• barriers to research utilisation;
  • evidence-based practice;
  • professional knowledge;
  • survey

Aim  To examine factors influencing the achivement of evidence-based practice.

Background  This paper reports on the approach taken by a large teaching hospital in England to promote evidence-based practice. A summary of initiatives spanning a 5 year period is presented in order to set the scene for a recent survey of nurses to review progress made. Consideration is given to how the findings from the survey have been used to inform policy and practice.

Methods  A survey by self-completed questionaire was undertaken with a sample of clinical nurses (n = 330). The questionnaire examined the extent to which nurses utilised different sources of knowledge to inform their practice; perceived barriers to accessing evidence-based information and effecting change in practice; and a self-assessment of core skills necessary to underpin evidence-based practice.
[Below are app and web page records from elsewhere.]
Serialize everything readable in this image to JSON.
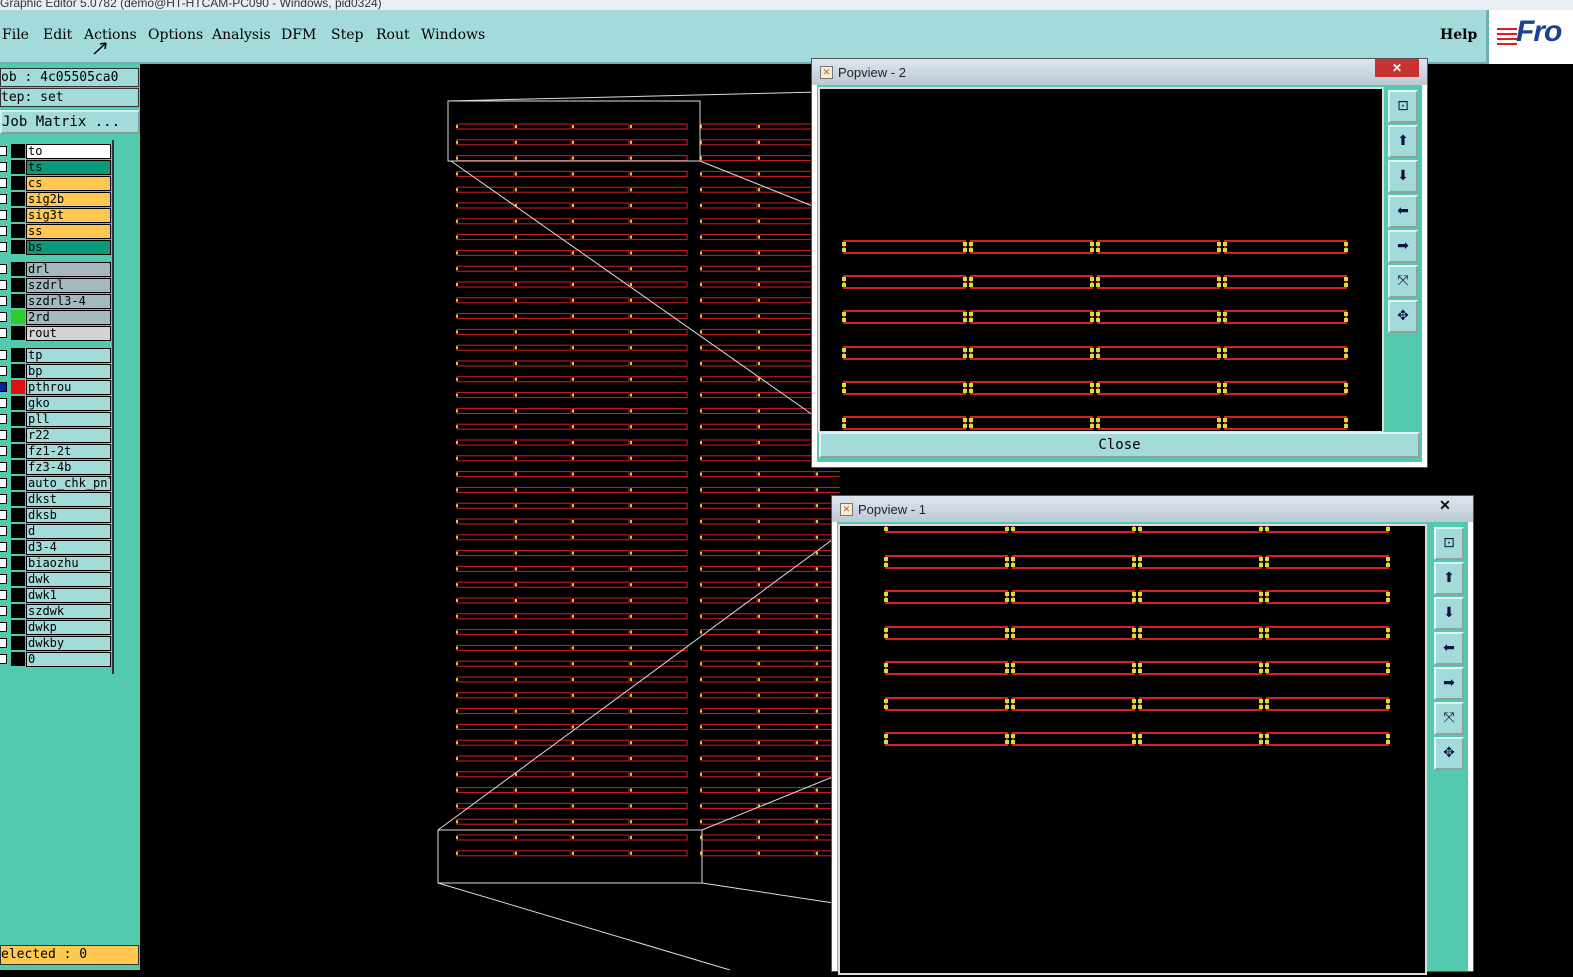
{
  "window_title": "Graphic Editor 5.0782 (demo@HT-HTCAM-PC090 - Windows, pid0324)",
  "menu": [
    "File",
    "Edit",
    "Actions",
    "Options",
    "Analysis",
    "DFM",
    "Step",
    "Rout",
    "Windows"
  ],
  "help_label": "Help",
  "logo_text": "Fro",
  "job_label": "ob : 4c05505ca0",
  "step_label": "tep: set",
  "job_matrix_label": "Job Matrix ...",
  "layers": [
    {
      "name": "to",
      "bg": "#ffffff",
      "color": "#000000"
    },
    {
      "name": "ts",
      "bg": "#0a9a7a",
      "color": "#000000"
    },
    {
      "name": "cs",
      "bg": "#ffc850",
      "color": "#000000"
    },
    {
      "name": "sig2b",
      "bg": "#ffc850",
      "color": "#000000"
    },
    {
      "name": "sig3t",
      "bg": "#ffc850",
      "color": "#000000"
    },
    {
      "name": "ss",
      "bg": "#ffc850",
      "color": "#000000"
    },
    {
      "name": "bs",
      "bg": "#0a9a7a",
      "color": "#000000"
    },
    {
      "name": "drl",
      "bg": "#a3b8bf",
      "color": "#000000"
    },
    {
      "name": "szdrl",
      "bg": "#a3b8bf",
      "color": "#000000"
    },
    {
      "name": "szdrl3-4",
      "bg": "#a3b8bf",
      "color": "#000000"
    },
    {
      "name": "2rd",
      "bg": "#a3b8bf",
      "color": "#2ecc2e"
    },
    {
      "name": "rout",
      "bg": "#d3d3d3",
      "color": "#000000"
    },
    {
      "name": "tp",
      "bg": "#a3dada",
      "color": "#000000"
    },
    {
      "name": "bp",
      "bg": "#a3dada",
      "color": "#000000"
    },
    {
      "name": "pthrou",
      "bg": "#a3dada",
      "color": "#e01010",
      "active": true
    },
    {
      "name": "gko",
      "bg": "#a3dada",
      "color": "#000000"
    },
    {
      "name": "pll",
      "bg": "#a3dada",
      "color": "#000000"
    },
    {
      "name": "r22",
      "bg": "#a3dada",
      "color": "#000000"
    },
    {
      "name": "fz1-2t",
      "bg": "#a3dada",
      "color": "#000000"
    },
    {
      "name": "fz3-4b",
      "bg": "#a3dada",
      "color": "#000000"
    },
    {
      "name": "auto_chk_pnl",
      "bg": "#a3dada",
      "color": "#000000"
    },
    {
      "name": "dkst",
      "bg": "#a3dada",
      "color": "#000000"
    },
    {
      "name": "dksb",
      "bg": "#a3dada",
      "color": "#000000"
    },
    {
      "name": "d",
      "bg": "#a3dada",
      "color": "#000000"
    },
    {
      "name": "d3-4",
      "bg": "#a3dada",
      "color": "#000000"
    },
    {
      "name": "biaozhu",
      "bg": "#a3dada",
      "color": "#000000"
    },
    {
      "name": "dwk",
      "bg": "#a3dada",
      "color": "#000000"
    },
    {
      "name": "dwk1",
      "bg": "#a3dada",
      "color": "#000000"
    },
    {
      "name": "szdwk",
      "bg": "#a3dada",
      "color": "#000000"
    },
    {
      "name": "dwkp",
      "bg": "#a3dada",
      "color": "#000000"
    },
    {
      "name": "dwkby",
      "bg": "#a3dada",
      "color": "#000000"
    },
    {
      "name": "0",
      "bg": "#a3dada",
      "color": "#000000"
    }
  ],
  "selected_label": "elected : 0",
  "popview2": {
    "title": "Popview - 2",
    "close_label": "Close",
    "close_x": "✕"
  },
  "popview1": {
    "title": "Popview - 1",
    "close_x": "✕"
  },
  "tools": [
    "zoom-window-icon",
    "pan-up-icon",
    "pan-down-icon",
    "pan-left-icon",
    "pan-right-icon",
    "zoom-fit-icon",
    "zoom-center-icon"
  ],
  "colors": {
    "accent": "#a3dada",
    "panel": "#53c9b0",
    "trace": "#d42020",
    "pad": "#e8c030"
  }
}
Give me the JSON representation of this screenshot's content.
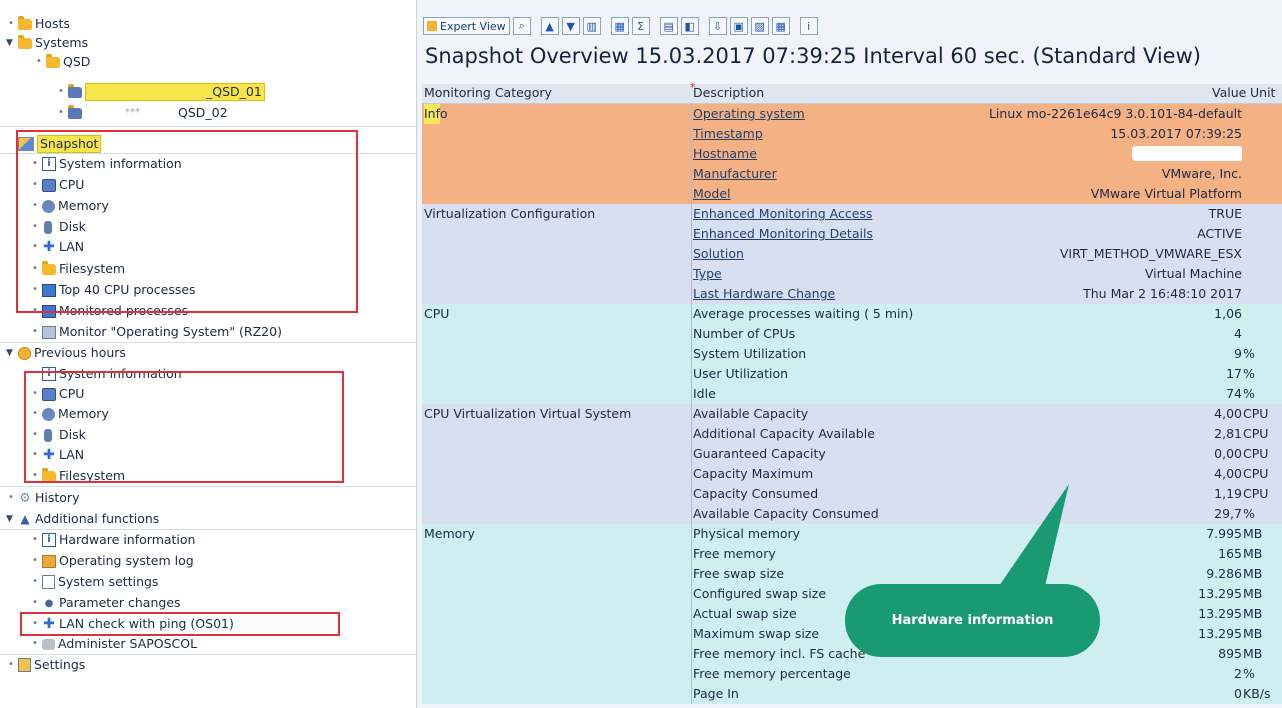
{
  "tree": {
    "hosts": "Hosts",
    "systems": "Systems",
    "qsd": "QSD",
    "system1_suffix": "_QSD_01",
    "system2_mid": "***",
    "system2_suffix": "QSD_02",
    "snapshot": "Snapshot",
    "snapshot_items": [
      "System information",
      "CPU",
      "Memory",
      "Disk",
      "LAN",
      "Filesystem",
      "Top 40 CPU processes",
      "Monitored processes"
    ],
    "monitor_os": "Monitor \"Operating System\" (RZ20)",
    "previous_hours": "Previous hours",
    "previous_items": [
      "System information",
      "CPU",
      "Memory",
      "Disk",
      "LAN",
      "Filesystem"
    ],
    "history": "History",
    "additional": "Additional functions",
    "additional_items": [
      "Hardware information",
      "Operating system log",
      "System settings",
      "Parameter changes",
      "LAN check with ping (OS01)",
      "Administer SAPOSCOL"
    ],
    "settings": "Settings"
  },
  "toolbar": {
    "expert_view": "Expert View"
  },
  "title": "Snapshot Overview 15.03.2017 07:39:25 Interval 60 sec. (Standard View)",
  "table": {
    "headers": {
      "category": "Monitoring Category",
      "description": "Description",
      "value": "Value",
      "unit": "Unit"
    },
    "info": {
      "category": "Info",
      "rows": [
        {
          "desc": "Operating system",
          "value": "Linux mo-2261e64c9 3.0.101-84-default",
          "unit": ""
        },
        {
          "desc": "Timestamp",
          "value": "15.03.2017 07:39:25",
          "unit": ""
        },
        {
          "desc": "Hostname",
          "value": "",
          "unit": ""
        },
        {
          "desc": "Manufacturer",
          "value": "VMware, Inc.",
          "unit": ""
        },
        {
          "desc": "Model",
          "value": "VMware Virtual Platform",
          "unit": ""
        }
      ]
    },
    "virt": {
      "category": "Virtualization Configuration",
      "rows": [
        {
          "desc": "Enhanced Monitoring Access",
          "value": "TRUE",
          "unit": ""
        },
        {
          "desc": "Enhanced Monitoring Details",
          "value": "ACTIVE",
          "unit": ""
        },
        {
          "desc": "Solution",
          "value": "VIRT_METHOD_VMWARE_ESX",
          "unit": ""
        },
        {
          "desc": "Type",
          "value": "Virtual Machine",
          "unit": ""
        },
        {
          "desc": "Last Hardware Change",
          "value": "Thu Mar  2 16:48:10 2017",
          "unit": ""
        }
      ]
    },
    "cpu": {
      "category": "CPU",
      "rows": [
        {
          "desc": "Average processes waiting (  5 min)",
          "value": "1,06",
          "unit": ""
        },
        {
          "desc": "Number of CPUs",
          "value": "4",
          "unit": ""
        },
        {
          "desc": "System Utilization",
          "value": "9",
          "unit": "%"
        },
        {
          "desc": "User Utilization",
          "value": "17",
          "unit": "%"
        },
        {
          "desc": "Idle",
          "value": "74",
          "unit": "%"
        }
      ]
    },
    "cpuvirt": {
      "category": "CPU Virtualization Virtual System",
      "rows": [
        {
          "desc": "Available Capacity",
          "value": "4,00",
          "unit": "CPU"
        },
        {
          "desc": "Additional Capacity Available",
          "value": "2,81",
          "unit": "CPU"
        },
        {
          "desc": "Guaranteed Capacity",
          "value": "0,00",
          "unit": "CPU"
        },
        {
          "desc": "Capacity Maximum",
          "value": "4,00",
          "unit": "CPU"
        },
        {
          "desc": "Capacity Consumed",
          "value": "1,19",
          "unit": "CPU"
        },
        {
          "desc": "Available Capacity Consumed",
          "value": "29,7",
          "unit": "%"
        }
      ]
    },
    "memory": {
      "category": "Memory",
      "rows": [
        {
          "desc": "Physical memory",
          "value": "7.995",
          "unit": "MB"
        },
        {
          "desc": "Free memory",
          "value": "165",
          "unit": "MB"
        },
        {
          "desc": "Free swap size",
          "value": "9.286",
          "unit": "MB"
        },
        {
          "desc": "Configured swap size",
          "value": "13.295",
          "unit": "MB"
        },
        {
          "desc": "Actual swap size",
          "value": "13.295",
          "unit": "MB"
        },
        {
          "desc": "Maximum swap size",
          "value": "13.295",
          "unit": "MB"
        },
        {
          "desc": "Free memory incl. FS cache",
          "value": "895",
          "unit": "MB"
        },
        {
          "desc": "Free memory percentage",
          "value": "2",
          "unit": "%"
        },
        {
          "desc": "Page In",
          "value": "0",
          "unit": "KB/s"
        }
      ]
    }
  },
  "callout": "Hardware information",
  "colors": {
    "info_bg": "#f4b183",
    "info_cat_bg": "#f7e85a",
    "virt_bg": "#d7dff0",
    "cpu_bg": "#cfeef0",
    "cpuvirt_bg": "#d7dff0",
    "memory_bg": "#cfeef0",
    "callout": "#199a73",
    "highlight_box": "#e0303a"
  }
}
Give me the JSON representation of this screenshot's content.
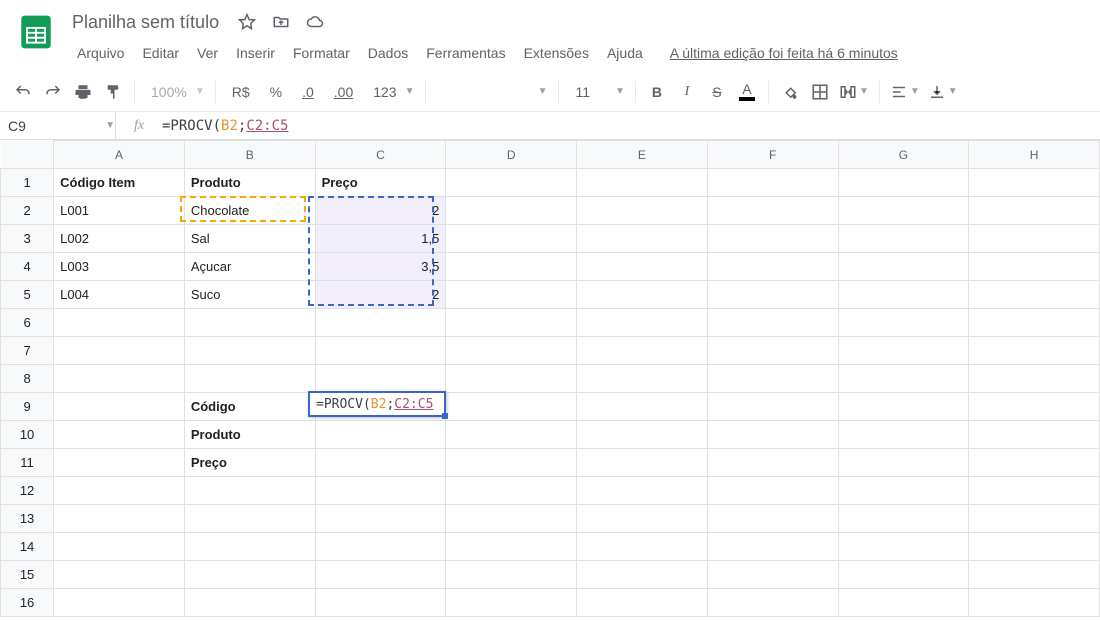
{
  "doc_title": "Planilha sem título",
  "menus": [
    "Arquivo",
    "Editar",
    "Ver",
    "Inserir",
    "Formatar",
    "Dados",
    "Ferramentas",
    "Extensões",
    "Ajuda"
  ],
  "last_edit": "A última edição foi feita há 6 minutos",
  "toolbar": {
    "zoom": "100%",
    "currency": "R$",
    "percent": "%",
    "dec_less": ".0",
    "dec_more": ".00",
    "numfmt": "123",
    "font_size": "11",
    "bold": "B",
    "italic": "I",
    "strike": "S",
    "textcolor": "A"
  },
  "namebox": "C9",
  "fx_sym": "fx",
  "formula": {
    "func": "=PROCV(",
    "arg1": "B2",
    "sep": ";",
    "arg2": "C2:C5"
  },
  "columns": [
    "A",
    "B",
    "C",
    "D",
    "E",
    "F",
    "G",
    "H"
  ],
  "rows": 16,
  "cells": {
    "A1": {
      "v": "Código Item",
      "bold": true
    },
    "B1": {
      "v": "Produto",
      "bold": true
    },
    "C1": {
      "v": "Preço",
      "bold": true
    },
    "A2": {
      "v": "L001"
    },
    "B2": {
      "v": "Chocolate"
    },
    "C2": {
      "v": "2",
      "num": true,
      "hl": true
    },
    "A3": {
      "v": "L002"
    },
    "B3": {
      "v": "Sal"
    },
    "C3": {
      "v": "1,5",
      "num": true,
      "hl": true
    },
    "A4": {
      "v": "L003"
    },
    "B4": {
      "v": "Açucar"
    },
    "C4": {
      "v": "3,5",
      "num": true,
      "hl": true
    },
    "A5": {
      "v": "L004"
    },
    "B5": {
      "v": "Suco"
    },
    "C5": {
      "v": "2",
      "num": true,
      "hl": true
    },
    "B9": {
      "v": "Código",
      "bold": true
    },
    "B10": {
      "v": "Produto",
      "bold": true
    },
    "B11": {
      "v": "Preço",
      "bold": true
    }
  },
  "editor_cell": "C9",
  "overlays": {
    "orange_ref": "B2",
    "blue_range": [
      "C2",
      "C5"
    ]
  }
}
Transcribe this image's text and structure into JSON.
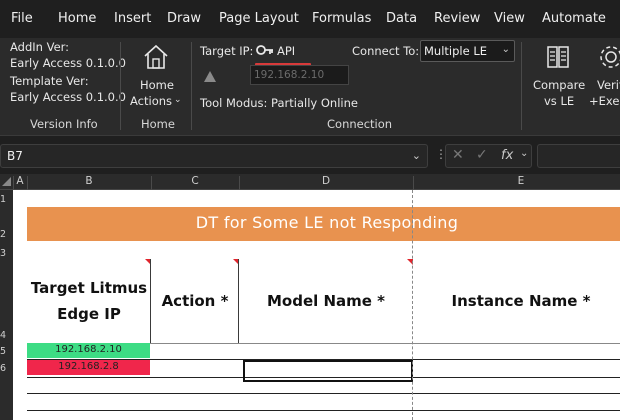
{
  "menu": [
    "File",
    "Home",
    "Insert",
    "Draw",
    "Page Layout",
    "Formulas",
    "Data",
    "Review",
    "View",
    "Automate"
  ],
  "ribbon": {
    "version_info": {
      "addin_label": "AddIn Ver:",
      "addin_value": "Early Access 0.1.0.0",
      "template_label": "Template Ver:",
      "template_value": "Early Access 0.1.0.0",
      "group_label": "Version Info"
    },
    "home": {
      "button_line1": "Home",
      "button_line2": "Actions",
      "group_label": "Home"
    },
    "connection": {
      "target_ip_label": "Target IP:",
      "api_label": "API",
      "ip_placeholder": "192.168.2.10",
      "tool_modus": "Tool Modus: Partially Online",
      "connect_to_label": "Connect To:",
      "connect_to_value": "Multiple LE",
      "group_label": "Connection"
    },
    "compare": {
      "line1": "Compare",
      "line2": "vs LE"
    },
    "verify": {
      "line1": "Verif",
      "line2": "+Exec"
    }
  },
  "formula_bar": {
    "name_box": "B7",
    "fx_label": "fx"
  },
  "columns": [
    "A",
    "B",
    "C",
    "D",
    "E"
  ],
  "rows": [
    "1",
    "2",
    "3",
    "4",
    "5",
    "6"
  ],
  "sheet": {
    "banner": "DT for Some LE not Responding",
    "headers": {
      "target": "Target Litmus Edge IP",
      "action": "Action *",
      "model": "Model Name *",
      "instance": "Instance Name *"
    },
    "ip_rows": [
      {
        "ip": "192.168.2.10",
        "color": "#3ddc84"
      },
      {
        "ip": "192.168.2.8",
        "color": "#f0264b"
      }
    ]
  },
  "colors": {
    "banner": "#e8924f",
    "ribbon_bg": "#2b2b2b",
    "accent_red": "#d83a3a"
  }
}
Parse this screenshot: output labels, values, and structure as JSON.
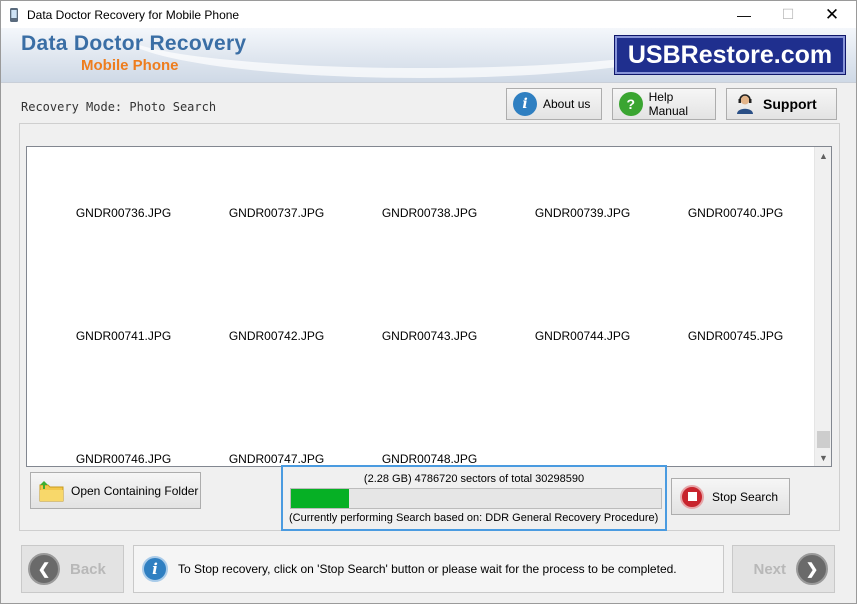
{
  "window": {
    "title": "Data Doctor Recovery for Mobile Phone",
    "minimize_glyph": "—",
    "maximize_glyph": "☐",
    "close_glyph": "✕"
  },
  "banner": {
    "title": "Data Doctor Recovery",
    "subtitle": "Mobile Phone",
    "logo_text": "USBRestore.com"
  },
  "header": {
    "mode_label": "Recovery Mode: Photo Search",
    "about_label": "About us",
    "help_label": "Help Manual",
    "support_label": "Support"
  },
  "gallery": {
    "items": [
      {
        "name": "GNDR00736.JPG"
      },
      {
        "name": "GNDR00737.JPG"
      },
      {
        "name": "GNDR00738.JPG"
      },
      {
        "name": "GNDR00739.JPG"
      },
      {
        "name": "GNDR00740.JPG"
      },
      {
        "name": "GNDR00741.JPG"
      },
      {
        "name": "GNDR00742.JPG"
      },
      {
        "name": "GNDR00743.JPG"
      },
      {
        "name": "GNDR00744.JPG"
      },
      {
        "name": "GNDR00745.JPG"
      },
      {
        "name": "GNDR00746.JPG"
      },
      {
        "name": "GNDR00747.JPG"
      },
      {
        "name": "GNDR00748.JPG"
      }
    ]
  },
  "actions": {
    "open_folder_label": "Open Containing Folder",
    "stop_search_label": "Stop Search"
  },
  "progress": {
    "sectors_text": "(2.28 GB) 4786720  sectors  of  total 30298590",
    "fraction": 0.158,
    "status_text": "(Currently performing Search based on:  DDR General Recovery Procedure)"
  },
  "footer": {
    "back_label": "Back",
    "next_label": "Next",
    "info_text": "To Stop recovery, click on 'Stop Search' button or please wait for the process to be completed."
  },
  "colors": {
    "brand_blue": "#3a6ea5",
    "brand_orange": "#ee7d1e",
    "progress_green": "#06b025",
    "selection_blue": "#4a9be0"
  }
}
Findings  Nurses relied most heavily on experiential knowledge gained through their interactions with nursing colleagues, medical staff and patients to inform their practice. Organisational information in the form of policies and audit reports was drawn upon more frequently than research reports. Lack of time, resources and perceived authority to change practice influenced the extent to which nurses utilised formal sources of evidence. Whereas nurses were relatively well skilled at accessing and reviewing research evidence, they were less confident about their ability to change practice.

Conclusion  Health care organisations need to consider multiple strategies to facilitate and promote evidence-based practice. Managerial support, facilitation, and a culture that is receptive to change are essential.